In light of the estimated $500 million worth of virtual currency lost by Tokyo-based Mt. Gox, some are calling Radtke the “first real victim” of Bitcoin.Enjoying this article? Click here to subscribe for full access. Just $5 a month.
“The last few weeks have been dismally littered with two things: The virtual losses of virtual wealth from virtual currency speculation and the very real losses of very real humans with very real senior financial services positions. Sadly, [Radtke’s death] sees the two trends converge,” said ZeroHedge.
Though only 28 years old, Radtke possessed an impressive resume that included work for multiple Fortune 500 companies: including Apple, T-Mobile, Verizon Wireless, Clear Channel and Universal. She entered the tech industry at the age of 22, working closely with billionaire Richard Branson as a Virgin Charter consultant.
“Before joining First Meta, Radtke was a director of business development at XFire, a company that connected gamers through communication tools,” wrote Tech in Asia. “Prior to that, she was the co-founder of Geodelic, a California-based startup that provided location-based services on smartphones.”
In 2008, Radtke moved to Singapore, where she would become the CEO of First Meta – a virtual currency pioneer known for creating the first virtual credit card, based in the online gaming world known as Second Life.

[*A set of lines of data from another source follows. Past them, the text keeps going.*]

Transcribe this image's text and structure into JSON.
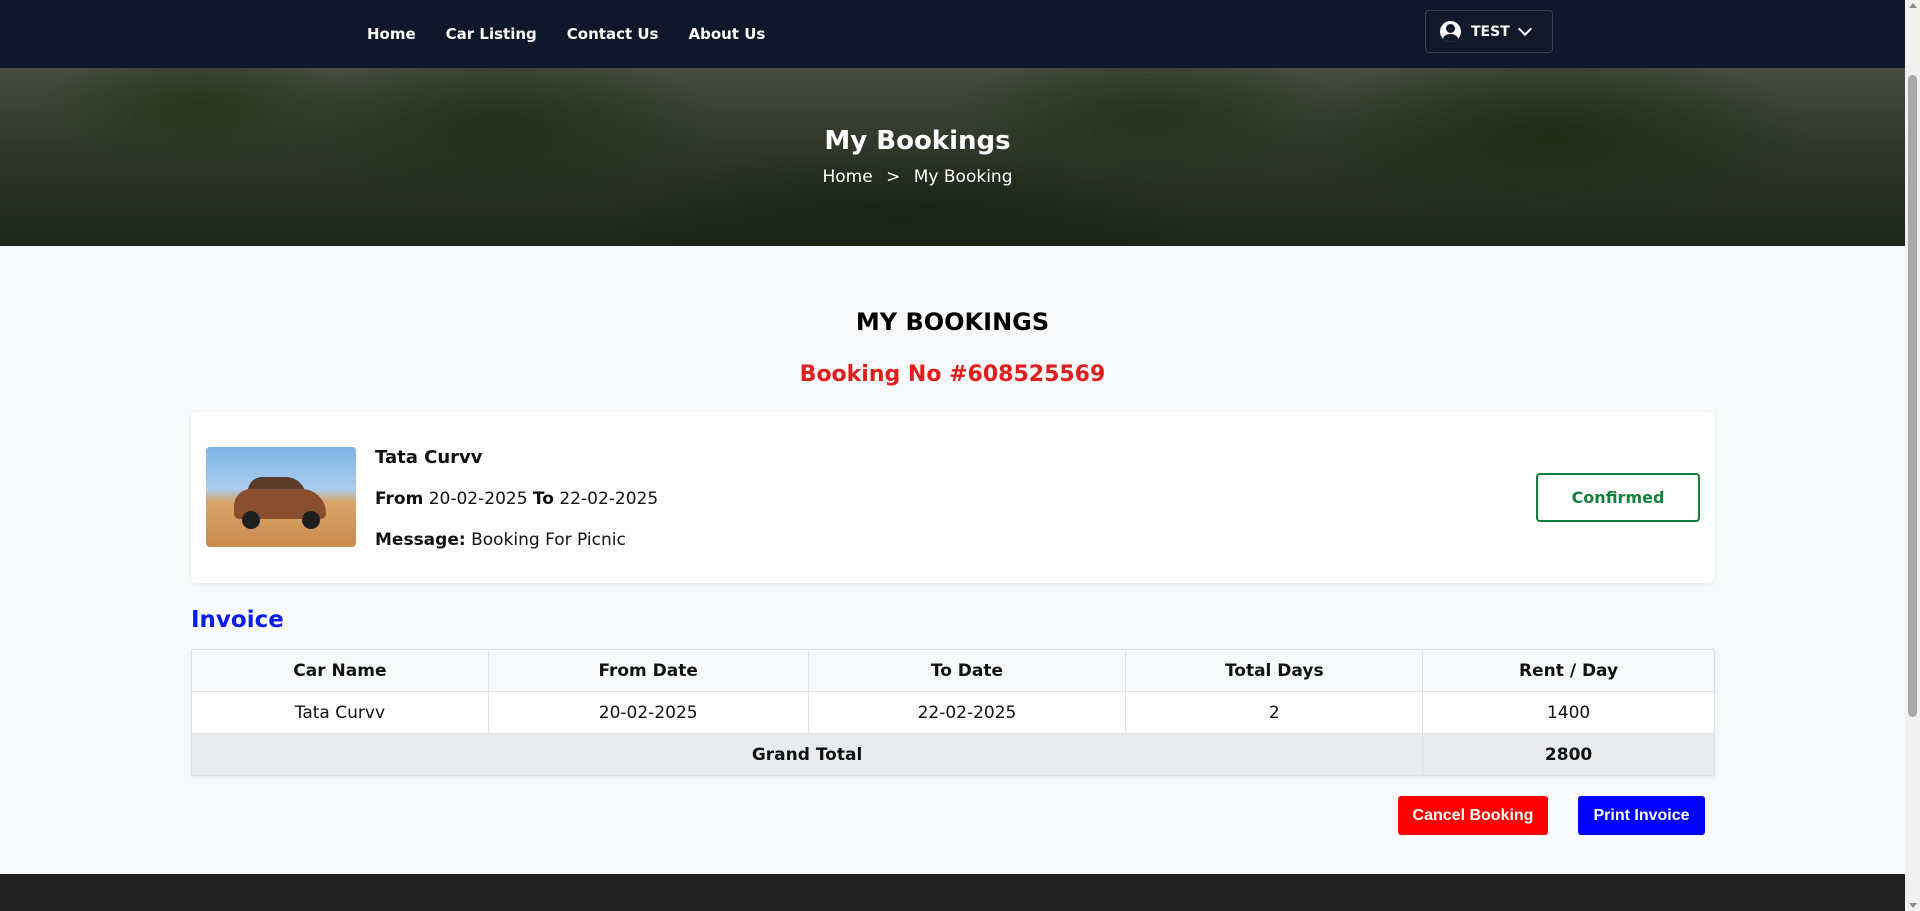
{
  "nav": {
    "links": [
      "Home",
      "Car Listing",
      "Contact Us",
      "About Us"
    ],
    "user": {
      "name": "TEST",
      "icon": "user-circle-icon",
      "dropdown_icon": "chevron-down-icon"
    }
  },
  "hero": {
    "title": "My Bookings",
    "breadcrumb": {
      "home": "Home",
      "separator": ">",
      "current": "My Booking"
    }
  },
  "main": {
    "title": "MY BOOKINGS",
    "booking_no": "Booking No #608525569"
  },
  "booking": {
    "car_name": "Tata Curvv",
    "from_label": "From",
    "from_date": "20-02-2025",
    "to_label": "To",
    "to_date": "22-02-2025",
    "message_label": "Message:",
    "message": "Booking For Picnic",
    "status": "Confirmed"
  },
  "invoice": {
    "title": "Invoice",
    "headers": [
      "Car Name",
      "From Date",
      "To Date",
      "Total Days",
      "Rent / Day"
    ],
    "rows": [
      [
        "Tata Curvv",
        "20-02-2025",
        "22-02-2025",
        "2",
        "1400"
      ]
    ],
    "grand_total_label": "Grand Total",
    "grand_total_value": "2800"
  },
  "actions": {
    "cancel_label": "Cancel Booking",
    "print_label": "Print Invoice"
  },
  "colors": {
    "navbar": "#0f172a",
    "booking_no": "#e11d1d",
    "invoice_title": "#0b1ee6",
    "status": "#15803d",
    "cancel_button": "#ff0000",
    "print_button": "#0000ff",
    "footer": "#212121"
  }
}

“We currently offer a service that allows users to trade virtual currency across multiple environments and exchange them for real money,” explains First Meta’s homepage. “For game developers, publishers and sites who issue currency, allowing your virtual currency to be traded provides users the liquidity they want and introduces your currency to new users.”
Though First Meta acts as a virtual currency exchange, Bitcoins make up only a fraction of the firm’s overall business. While the Mt. Gox Bitcoin crash may appear to be a factor in Radtke’s death, the poor performance of that exchange was not necessarily reflected on others.
Bitcoin was being traded for roughly $220 dollars in mid-February on Mt. Gox – down from a peak of $540. But other exchanges were still trading near $600, according to Business Insider.
“Even if [Radtke] did commit suicide, how do we know it had anything to do with Bitcoin’s troubles? We don’t. And for the record, suicide is rarely the result of any single cause,” wrote Slate.